Peep Submissions for our 2021 Wool Blanket Design Contest

Native artists across the continent are flooding our website with entries to this year’s Wool Blanket Design Contest – open until July 6, 2021! As our largest contest to date, we’ll be selecting three artists to design a blanket in one of three categories: a Warrior Blanket, an Elder Blanket and a People’s Choice Blanket.

Our Tribally-owned business is centered around Indigenous entrepreneurship, and we are proud to use our platform to uplift Native voices and art. Take a look at some of the stunning submissions we’ve received so far and give these artists some love!




Alyssa Masaquaptewa, Hopi

Alyssa is a twenty-one-year-old artist from Arizona based out of Honolulu, Hawai’i. Her art is centered around representing Native people both in the past and present. “As the granddaughter of a veteran and retired military member, I honor Native people who fought for our country not because of patriotism but because we are land protectors,” Alyssa says. “My art not only expresses the image that Native people hold today but also the triumphs that made us who we are.”



Inocente Freeman, Nooksack Indian Tribe and Malahat First Nations

Inocente creates modern, yet traditional beadwork by intertwining her different cultures. She also teaches beadwork in her community. “My husband is in the United States Navy, so creating a Warrior blanket hits home for me and it would be mean a great deal and a privilege to be able to design a blanket honoring our service members,” Inocente says.






Jennifer Pictou, Aroostook Band of Micmacs

Jennifer is an artist who combines stained glass and beadwork! Along with teaching art within her community, Jennifer has also represented her community at local, state, and federal levels as her Tribe’s former Tribal Historic Preservation Officer. “As a storyteller and artist, I have been able to change minds and reconnect lost tribal citizens with a piece of their culture,” Jennifer says. “I am humbled to carry on this important work. Connecting generations with each other is what my art is all about.”



Roger Perkins, Akwesasne Mohawk

Roger is a visual artist who illustrates his beliefs in the positive aspects of tradition and the natural world. Maintaining the motto “educate through art,” he hopes to inspire and unite all. “I strive at maintaining a spiritual composure as a husband, a visionary, eternal optimist and father of five children,” says Roger.  “…I view my art as an all-encompassing journey of the integration of texture and color, humans and nature, spirit and the supernatural, earth and the cosmos.”



Kayne Whyte-Dale, Navajo

Kayne’s main art style is weaving mandalas.
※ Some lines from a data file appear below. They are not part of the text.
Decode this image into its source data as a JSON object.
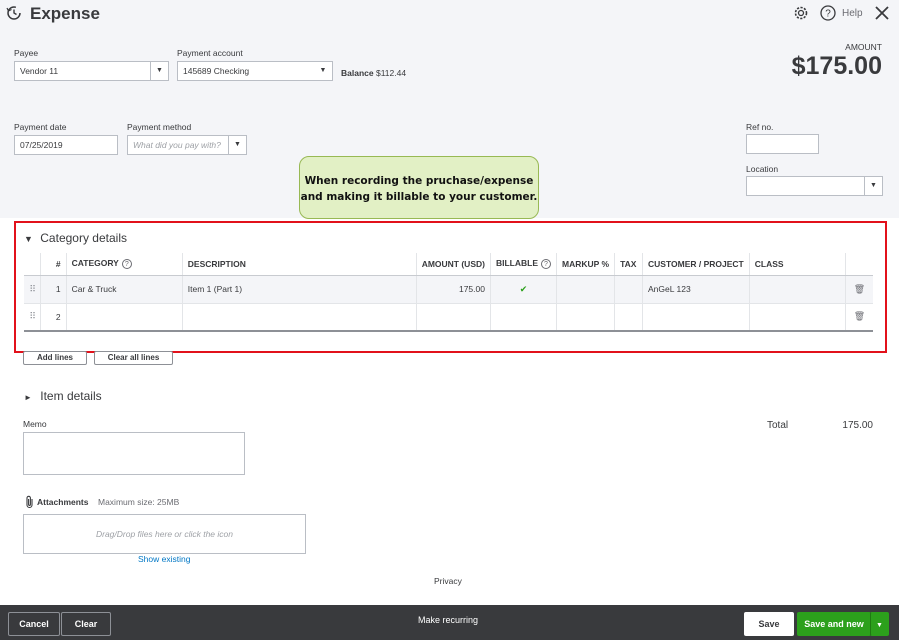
{
  "header": {
    "title": "Expense",
    "help_label": "Help",
    "amount_label": "AMOUNT",
    "amount_value": "$175.00"
  },
  "form": {
    "payee_label": "Payee",
    "payee_value": "Vendor 11",
    "payment_account_label": "Payment account",
    "payment_account_value": "145689 Checking",
    "balance_label": "Balance",
    "balance_value": "$112.44",
    "payment_date_label": "Payment date",
    "payment_date_value": "07/25/2019",
    "payment_method_label": "Payment method",
    "payment_method_placeholder": "What did you pay with?",
    "ref_no_label": "Ref no.",
    "ref_no_value": "",
    "location_label": "Location",
    "location_value": ""
  },
  "callout": {
    "line1": "When recording the pruchase/expense",
    "line2": "and making it billable to your customer."
  },
  "category_details": {
    "toggle": "▼",
    "title": "Category details",
    "columns": [
      "#",
      "CATEGORY",
      "DESCRIPTION",
      "AMOUNT (USD)",
      "BILLABLE",
      "MARKUP %",
      "TAX",
      "CUSTOMER / PROJECT",
      "CLASS"
    ],
    "rows": [
      {
        "num": "1",
        "category": "Car & Truck",
        "description": "Item 1 (Part 1)",
        "amount": "175.00",
        "billable": "✔",
        "markup": "",
        "tax": "",
        "customer": "AnGeL 123",
        "class": ""
      },
      {
        "num": "2",
        "category": "",
        "description": "",
        "amount": "",
        "billable": "",
        "markup": "",
        "tax": "",
        "customer": "",
        "class": ""
      }
    ],
    "add_lines": "Add lines",
    "clear_all_lines": "Clear all lines"
  },
  "item_details": {
    "toggle": "►",
    "title": "Item details"
  },
  "memo_label": "Memo",
  "total": {
    "label": "Total",
    "value": "175.00"
  },
  "attachments": {
    "label": "Attachments",
    "max_size": "Maximum size: 25MB",
    "dropzone": "Drag/Drop files here or click the icon",
    "show_existing": "Show existing"
  },
  "privacy": "Privacy",
  "footer": {
    "cancel": "Cancel",
    "clear": "Clear",
    "make_recurring": "Make recurring",
    "save": "Save",
    "save_and_new": "Save and new"
  },
  "icons": {
    "history": "history-icon",
    "settings": "gear-icon",
    "help": "help-icon",
    "close": "close-icon",
    "drag": "drag-handle-icon",
    "delete": "trash-icon",
    "paperclip": "paperclip-icon"
  },
  "colors": {
    "accent_green": "#2ca01c",
    "highlight_red": "#e2111b",
    "callout_bg": "#e2f0c5",
    "link_blue": "#0077c5"
  }
}
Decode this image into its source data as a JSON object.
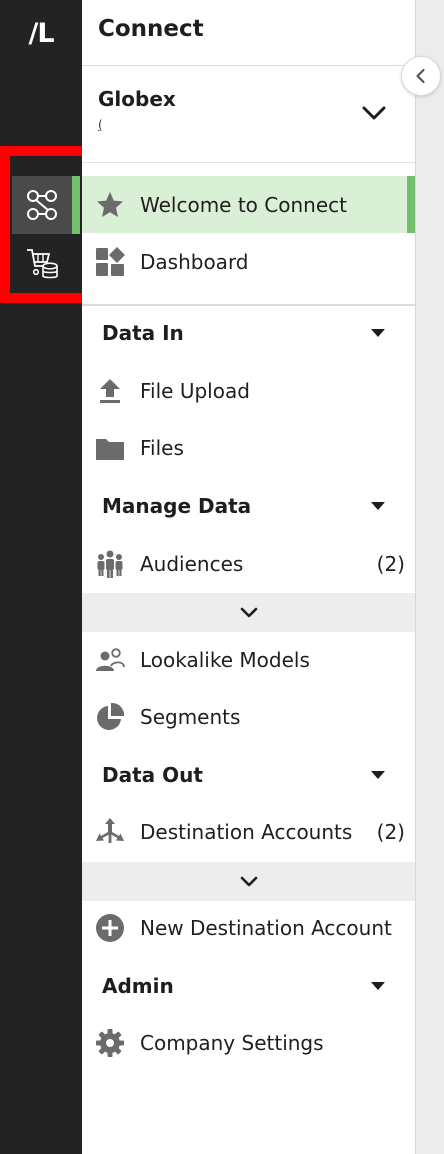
{
  "rail": {
    "logo": "/L",
    "items": [
      {
        "icon": "workflow-icon",
        "active": true
      },
      {
        "icon": "cart-database-icon",
        "active": false
      }
    ]
  },
  "header": {
    "title": "Connect"
  },
  "org": {
    "name": "Globex",
    "sub": "("
  },
  "nav": {
    "welcome": "Welcome to Connect",
    "dashboard": "Dashboard",
    "data_in": {
      "title": "Data In",
      "file_upload": "File Upload",
      "files": "Files"
    },
    "manage_data": {
      "title": "Manage Data",
      "audiences": "Audiences",
      "audiences_count": "(2)",
      "lookalike_models": "Lookalike Models",
      "segments": "Segments"
    },
    "data_out": {
      "title": "Data Out",
      "destination_accounts": "Destination Accounts",
      "destination_accounts_count": "(2)",
      "new_destination_account": "New Destination Account"
    },
    "admin": {
      "title": "Admin",
      "company_settings": "Company Settings"
    }
  },
  "colors": {
    "rail_bg": "#232323",
    "accent_green": "#74bf6d",
    "selected_bg": "#daf0d6",
    "highlight_red": "#ff0000",
    "icon_gray": "#6b6b6b"
  }
}
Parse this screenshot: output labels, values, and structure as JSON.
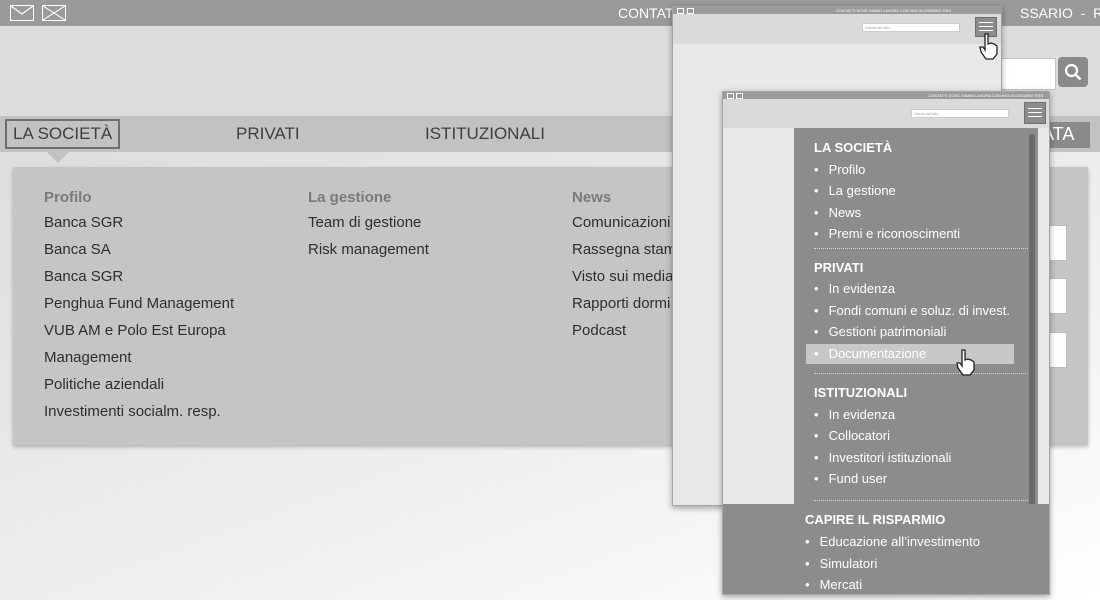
{
  "topbar": {
    "links": "CONTATTI",
    "links_right": "SSARIO  -  RSS"
  },
  "nav": {
    "items": [
      {
        "label": "LA SOCIETÀ"
      },
      {
        "label": "PRIVATI"
      },
      {
        "label": "ISTITUZIONALI"
      },
      {
        "label": "ATA"
      }
    ]
  },
  "mega": {
    "columns": [
      {
        "heading": "Profilo",
        "items": [
          "Banca SGR",
          "Banca SA",
          "Banca SGR",
          "Penghua Fund Management",
          "VUB AM e Polo Est Europa",
          "Management",
          "Politiche aziendali",
          "Investimenti socialm. resp."
        ]
      },
      {
        "heading": "La gestione",
        "items": [
          "Team di gestione",
          "Risk management"
        ]
      },
      {
        "heading": "News",
        "items": [
          "Comunicazioni",
          "Rassegna stamp",
          "Visto sui media",
          "Rapporti dormi",
          "Podcast"
        ]
      }
    ]
  },
  "mini": {
    "links": "CONTATTI   DOVE SIAMO   LAVORA CON NOI   GLOSSARIO   RSS",
    "search_placeholder": "Cerca nel sito"
  },
  "mobile_menu": {
    "sections": [
      {
        "title": "LA SOCIETÀ",
        "items": [
          "Profilo",
          "La gestione",
          "News",
          "Premi e riconoscimenti"
        ]
      },
      {
        "title": "PRIVATI",
        "items": [
          "In evidenza",
          "Fondi comuni e soluz. di invest.",
          "Gestioni patrimoniali",
          "Documentazione"
        ]
      },
      {
        "title": "ISTITUZIONALI",
        "items": [
          "In evidenza",
          "Collocatori",
          "Investitori istituzionali",
          "Fund user"
        ]
      },
      {
        "title": "CAPIRE IL RISPARMIO",
        "items": [
          "Educazione all’investimento",
          "Simulatori",
          "Mercati"
        ]
      }
    ],
    "highlighted": "Documentazione"
  },
  "colors": {
    "topbar": "#9a9a9a",
    "nav": "#c2c2c2",
    "panel": "#8c8c8c",
    "highlight": "#c8c8c8"
  }
}
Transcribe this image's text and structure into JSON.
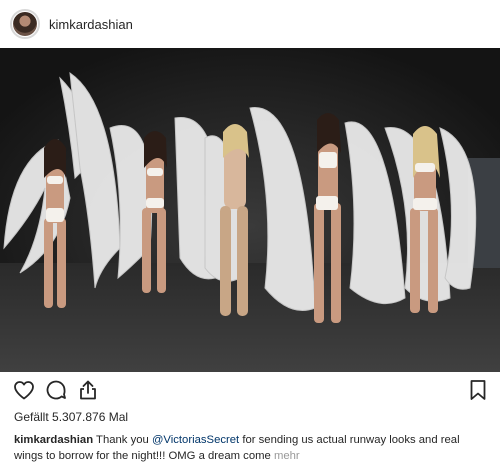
{
  "header": {
    "username": "kimkardashian"
  },
  "post": {
    "image_icon": "photo-of-five-women-with-angel-wings"
  },
  "actions": {
    "like_icon": "heart-icon",
    "comment_icon": "comment-icon",
    "share_icon": "share-icon",
    "save_icon": "bookmark-icon"
  },
  "likes": {
    "text": "Gefällt 5.307.876 Mal"
  },
  "caption": {
    "username": "kimkardashian",
    "text_before": " Thank you ",
    "mention": "@VictoriasSecret",
    "text_after": " for sending us actual runway looks and real wings to borrow for the night!!! OMG a dream come ",
    "more_label": "mehr"
  },
  "colors": {
    "text": "#262626",
    "mention": "#003569",
    "muted": "#999999",
    "background": "#ffffff"
  }
}
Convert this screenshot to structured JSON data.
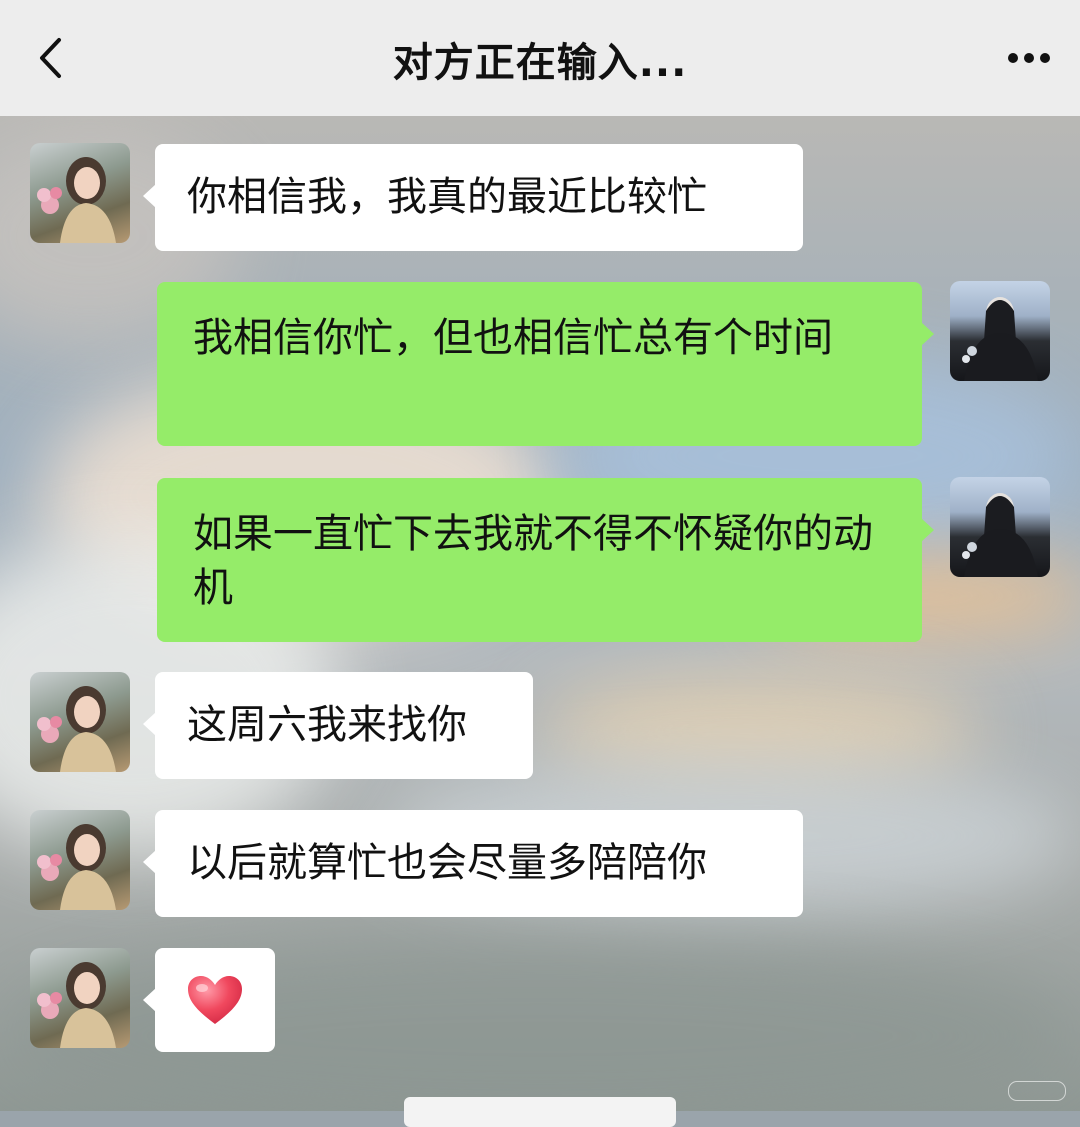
{
  "header": {
    "back_icon": "chevron-left-icon",
    "title": "对方正在输入...",
    "more_icon": "more-dots-icon"
  },
  "colors": {
    "header_bg": "#ededed",
    "incoming_bubble": "#ffffff",
    "outgoing_bubble": "#95ec69"
  },
  "messages": [
    {
      "side": "incoming",
      "text": "你相信我，我真的最近比较忙"
    },
    {
      "side": "outgoing",
      "text": "我相信你忙，但也相信忙总有个时间"
    },
    {
      "side": "outgoing",
      "text": "如果一直忙下去我就不得不怀疑你的动机"
    },
    {
      "side": "incoming",
      "text": "这周六我来找你"
    },
    {
      "side": "incoming",
      "text": "以后就算忙也会尽量多陪陪你"
    },
    {
      "side": "incoming",
      "icon": "heart-emoji-icon"
    }
  ]
}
He’s also an Indigenous/visual arts teacher at the Native American Community Academy, a school he attended as a student. “We have six Core Values that we teach students through our curriculum, and I believe that the mandala embodies them; our core values are respect, responsibility, perseverance, culture, and community/service,” Kayne says. “I also enjoy weaving to honor my teacher who passed this art to me, Ralph Davis. He is an awesome artist who visits our classroom to continue sharing the weaving with students.”






Johnnie Jae, Otoe-Missouria/Choctaw

Johnnie is a celebrated journalist, speaker, podcaster, technologist, advocate, community builder and entrepreneur who loves empowering others to follow their passions and works toward positive change in the world. “I believe the more voices we have speaking up, the harder it is for our struggles, achievements and humanity to be ignored,” says Johnnie. “My art is just extension of our efforts as Native people to reclaim our narratives, tell our own stories and challenge the rampant misrepresentation and misconceptions that people have of our identities and cultures.”



Hillary Kempenich, Turtle Mountain Band of Chippewa

Hillary is a multi-disciplinary artist, cultural bearer and advocate who empowers Indigenous people through her work. “In Anishinaabemowin, there is no word for art; our daily lives are part of the creative process,” Hillary says. “I am a storyteller; my creations tell the stories from personal experiences, identity, historical knowledge, and observations. As we work to decolonize the spaces that we are part of, it is imperative that we self-actualize.”



Continue to follow our FacebookInstagram and Twitter accounts to hear from more artists! If you’re a Native artist and you haven’t entered our Wool Blanket Design Contest yet, know that you can submit your existing artwork until July 6, 2021 by visiting our Contest Page